That should bring you to a Project screen. Hit Configure Project

There are a multitude of checkboxes here, so it’s best to follow this pretty closely unless you know what you’re doing.

In Github Project fill in the URL to your repo ie. User/ProjectName/

Under Source Code Management tick git and then give it the URL of the repository ie.

Hudson Project Config

Under branches to build, enter the branch you push to github which is in development. For us, that happens to be develop (we use master for deployment to heroku)

Under Build you need to start filling the following in. This gets a bit tricky.

  1. Execute Shell #!/bin/bash bundle install --without staging production
  2. Invoke Rake (Rake version is default) db:schema:load
  3. Invoke Rake (Rake version is default) db:test:prepare
  4. Invoke Rake (Rake version is default) spec
  5. Invoke Shell
     # xvfb cucumber running woohoo!
     export DISPLAY=:99
     sudo /etc/init.d/xvfb start
     bundle exec cucumber
     sudo /etc/init.d/xvfb stop
     exit $RESULT

Tick Publish Rails stats report (and have it set to ruby 1.9.2)

Tick Publish Rails notes report (and have it also set to ruby 1.9.2)

Now, under Post build actions

  1. Tick Public rcov report
  2. Tick email notification
  3. And fill in an email address to the team
  4. Tick Send email for every unstable build
  5. Tick Send separate e-mails to individuals who broke the build

This let’s the team know that someone has broken the build with their code push and that they need to fix it (the person who did it also gets a separate mail).

Test to make sure everything builds ok

Now you’ve done all that, go back to the Hudson dashboard and look at the Project you’ve entered. All the way off to the right in the dashboard is a weird little clock icon with a green little play button. This is the Build Now button.

Hudson - click to start build
Click it.

Code should get pulled from github and everything should build normally and you should see at least a pass or failure on your system.

Now you’ve got this working (if you don’t you need to go back in these instructions and figure out what went wrong. Sad panda.)

If it’s good to go, congratulations! You’ve basically done it. You can now just hook up github for doing the auto builds when things get pushed there.

Github Setup to send post-receive commit hook to the CI server

What we’re trying to do here is make github, after it gets a git commit on a particular branch (in our case, develop), to post to a URL on the Hudson server. This will trigger a build that then either passes or fails and let’s everyone know how things went. So, basically all devs have to do is what they are already doing: Push development code to github.

To that end, the location we put into the nginx config (way) above ends up providing a generic URL for github to be able to post to.

Now, we just need to visit GitHub and go to the repository that we want to use.

Go to your project and hit the Admin button. You’ll see a left nav item named Service Hooks

(if you haven’t already got the email hook setup to tell you when someone has pushed to github you should set that up as well. Very handy.)

Go to the link marked Post-Receive URL and put in the following :

Setting githubs post-commit hook for Hudson

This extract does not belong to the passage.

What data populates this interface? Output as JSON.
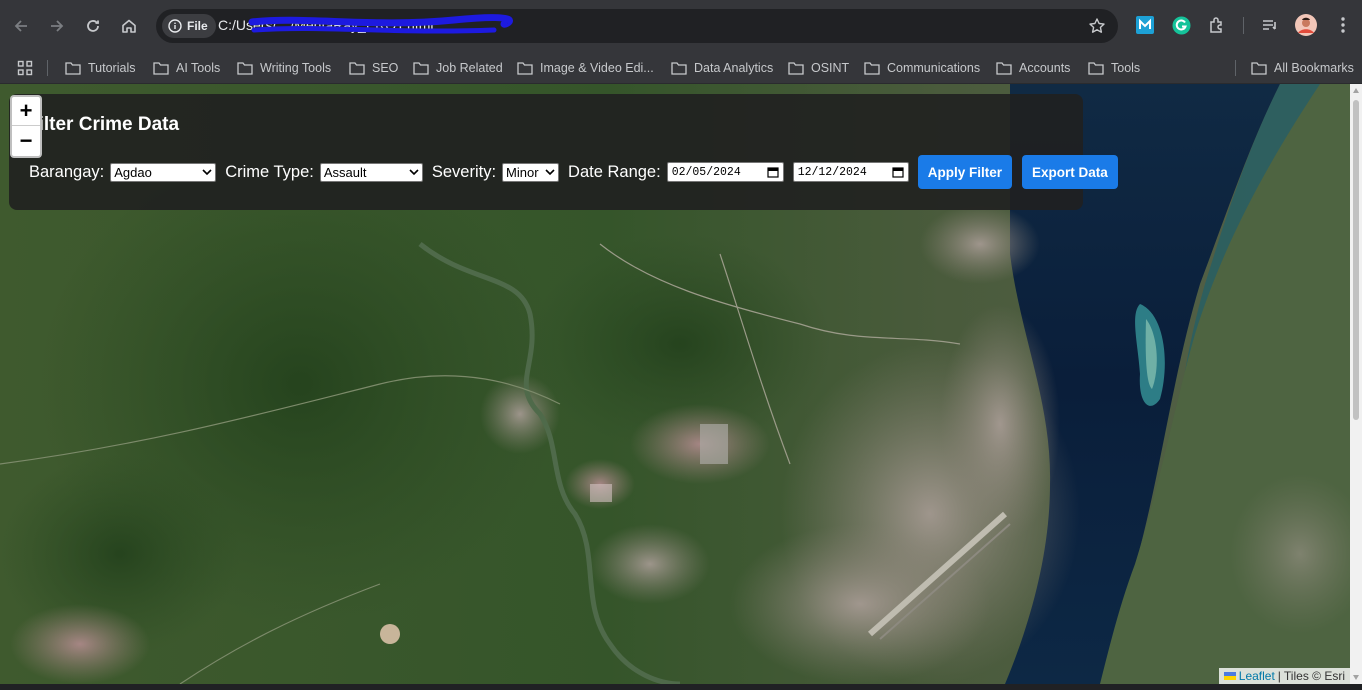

Test pushing some code to the githib development branch and watch in amazement as it builds automagically in Hudson !

OK, so what now?

That’s it! You’ve done it! Woohoo !. Seriously, definitely Miller time for you and congratulations, you know have a running Hudson server that should keep you at least until the next new hawtness in CI comes out.

Hudson Dashboard running fine

If you do see any ommissions, issues, security quirks, or problems with what I’ve done here or way things could be handled better, please comment so I can fix it up and continue to provide this as a resource for the community at large.

(By the way, I didn’t piece this altogether myself, so I have to thank my team at GetUp who were very patient after I said I thought I could get this thing up in a night (I, ahem… had to buy @kuperov coffee for a week after losing that bet =< ), our contractors from ThoughtWorks, as well as @Sutto , @bjeanes and @DrNic who influenced this or had some effect on it even if they don’t know it. We’d already taken one shot at CI earlier in the year and failed, so it’s nice to have the tool for the process now.